The proposal by private hospitals to offer lower rates to patients covered by state-owned insurance companies has hit a roadblock. Several hospitals had said earlier that they were ready to provide discounts to public sector general insurance firms if they managed to give them bulk business.
Third party administrators (TPAs) had said that the move would mean that there would be fewer number of hospitals in the list of cashless facility, which may not be feasible.
“There is a proposal and discussions are on but it would be difficult to carry it out as it would mean reducing the number of hospitals and patients would be left with a limited choice,” a director at a TPA told Hindustan Times.
The four state owned general insurers — New India Assurance, United India Insurance Oriental Insurance and National Insurance Company — control more than half of the health insurance market.
Apollo Hospitals had said that they were ready to offer a 3-7 per cent discount to public sector insurers in case they were able to get bulk business.
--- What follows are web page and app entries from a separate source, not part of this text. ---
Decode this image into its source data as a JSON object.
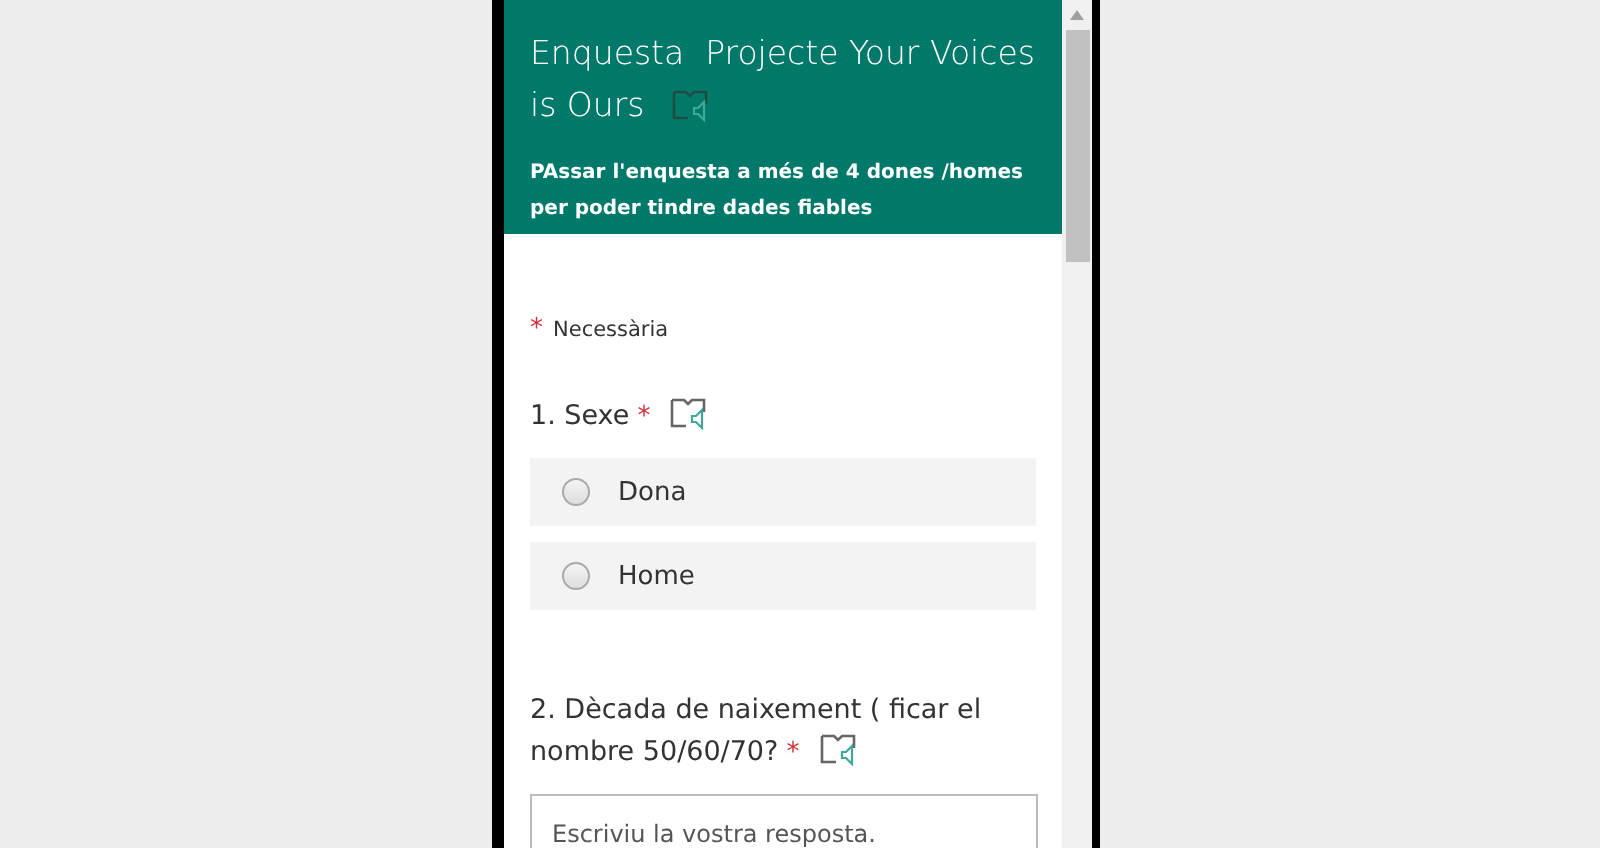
{
  "header": {
    "title": "Enquesta  Projecte Your Voices is Ours",
    "subtitle": "PAssar l'enquesta a més de 4 dones /homes per poder tindre dades fiables"
  },
  "required_note": {
    "mark": "*",
    "label": "Necessària"
  },
  "questions": [
    {
      "kind": "choice",
      "number": "1.",
      "text": "Sexe",
      "required": true,
      "options": [
        {
          "label": "Dona",
          "selected": false
        },
        {
          "label": "Home",
          "selected": false
        }
      ]
    },
    {
      "kind": "text",
      "number": "2.",
      "text": "Dècada de naixement ( ficar el nombre 50/60/70?",
      "required": true,
      "placeholder": "Escriviu la vostra resposta."
    }
  ]
}
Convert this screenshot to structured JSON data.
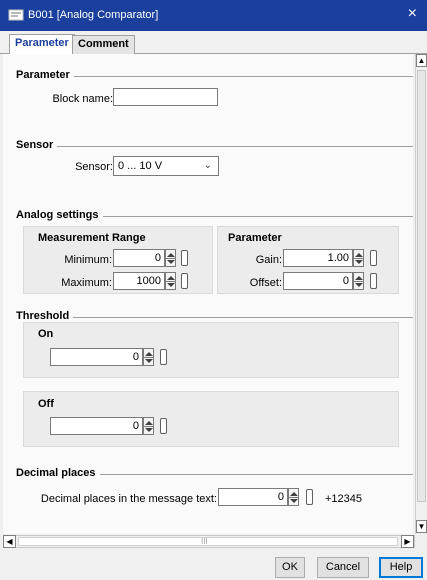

A senior member of the General Insurance Public Sector Association (GIPSA) said that the proposal is being looked into.
“Though there is a proposal to this effect, no decision has been taken as there are several issues that need to addressed before it can be implemented.” Most insurance firms have quietly started raising premium rates alleging inflating bills by hospitals.
Even for group insurance, pricing is based on claim ratio trends of a particular firm.